= Your assignment =
Of the lines below, report only those that contain "screenshot".

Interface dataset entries
--- --- ---

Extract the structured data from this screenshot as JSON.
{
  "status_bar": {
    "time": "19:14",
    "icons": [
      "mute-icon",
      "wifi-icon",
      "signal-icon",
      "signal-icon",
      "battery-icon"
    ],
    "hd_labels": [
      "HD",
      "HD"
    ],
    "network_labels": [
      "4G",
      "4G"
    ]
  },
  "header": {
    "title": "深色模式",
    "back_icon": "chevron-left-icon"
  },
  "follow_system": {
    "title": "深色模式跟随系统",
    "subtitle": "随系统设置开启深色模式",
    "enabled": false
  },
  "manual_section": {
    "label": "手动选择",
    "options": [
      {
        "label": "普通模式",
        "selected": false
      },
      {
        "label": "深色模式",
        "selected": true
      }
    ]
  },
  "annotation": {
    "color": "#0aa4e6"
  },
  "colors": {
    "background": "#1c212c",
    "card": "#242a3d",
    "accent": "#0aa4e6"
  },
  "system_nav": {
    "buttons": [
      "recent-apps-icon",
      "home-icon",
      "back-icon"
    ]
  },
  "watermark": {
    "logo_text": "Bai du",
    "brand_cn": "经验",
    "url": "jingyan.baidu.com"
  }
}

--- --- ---

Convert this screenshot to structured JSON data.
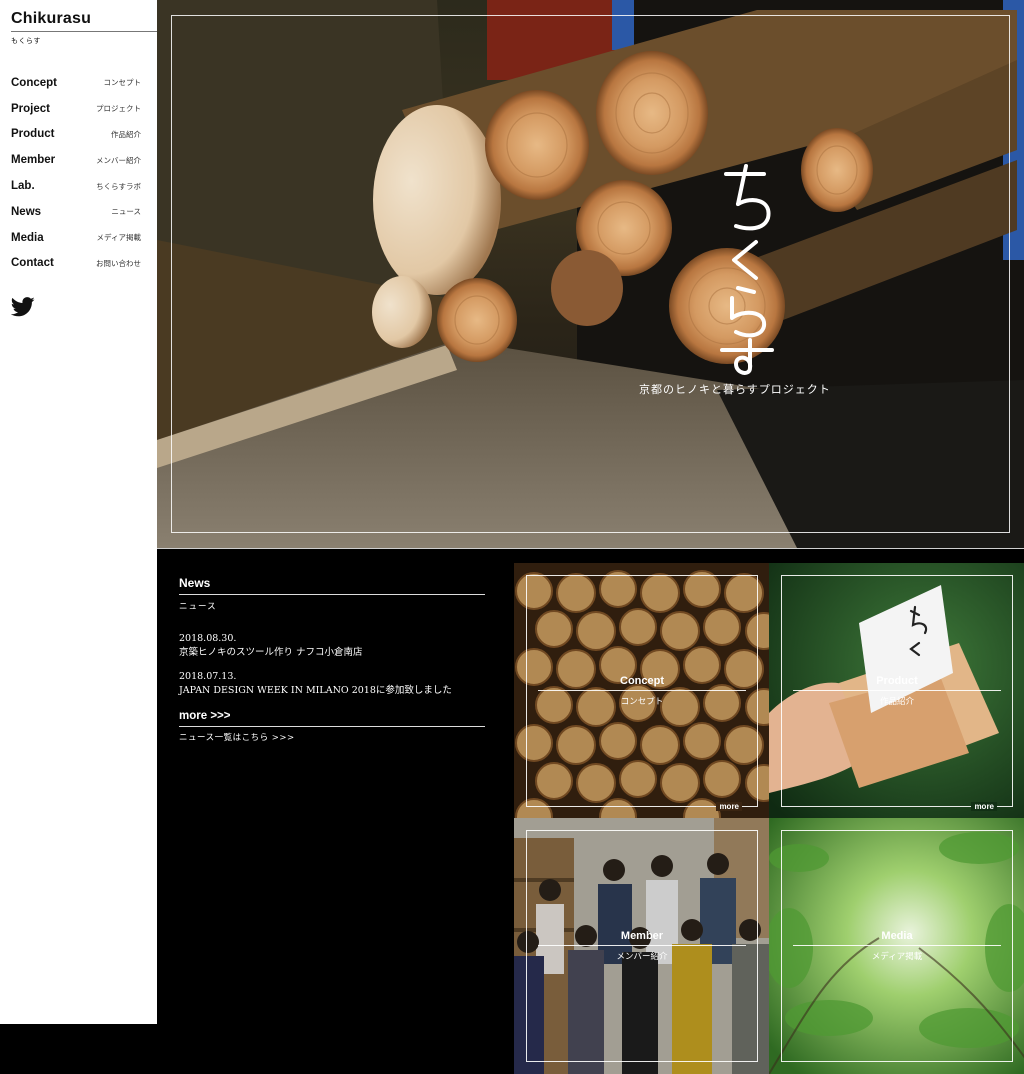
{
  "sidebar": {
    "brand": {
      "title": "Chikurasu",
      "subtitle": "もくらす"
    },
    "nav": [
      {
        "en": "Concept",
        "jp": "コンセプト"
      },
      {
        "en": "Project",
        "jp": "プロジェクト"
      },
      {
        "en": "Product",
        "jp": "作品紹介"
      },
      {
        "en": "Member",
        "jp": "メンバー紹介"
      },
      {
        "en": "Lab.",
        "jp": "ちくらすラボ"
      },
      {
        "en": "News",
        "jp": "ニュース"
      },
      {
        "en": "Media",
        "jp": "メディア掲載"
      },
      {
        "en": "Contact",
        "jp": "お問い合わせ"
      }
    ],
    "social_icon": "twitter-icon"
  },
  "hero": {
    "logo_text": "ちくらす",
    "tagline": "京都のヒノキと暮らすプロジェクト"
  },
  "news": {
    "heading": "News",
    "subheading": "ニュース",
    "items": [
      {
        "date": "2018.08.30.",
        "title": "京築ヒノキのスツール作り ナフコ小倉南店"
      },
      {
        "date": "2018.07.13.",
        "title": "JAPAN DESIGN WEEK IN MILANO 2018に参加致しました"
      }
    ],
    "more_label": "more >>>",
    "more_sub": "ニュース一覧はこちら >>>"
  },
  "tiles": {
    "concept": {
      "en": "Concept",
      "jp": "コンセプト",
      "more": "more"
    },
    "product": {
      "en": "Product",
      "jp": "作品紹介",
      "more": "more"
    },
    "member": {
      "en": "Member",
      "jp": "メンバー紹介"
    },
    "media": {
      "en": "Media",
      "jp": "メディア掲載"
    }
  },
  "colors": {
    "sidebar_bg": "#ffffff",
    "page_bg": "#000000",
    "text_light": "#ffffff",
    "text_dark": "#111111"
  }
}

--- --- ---

= Written response =
Extract the structured data from this screenshot as JSON.
Convert this screenshot to structured JSON data.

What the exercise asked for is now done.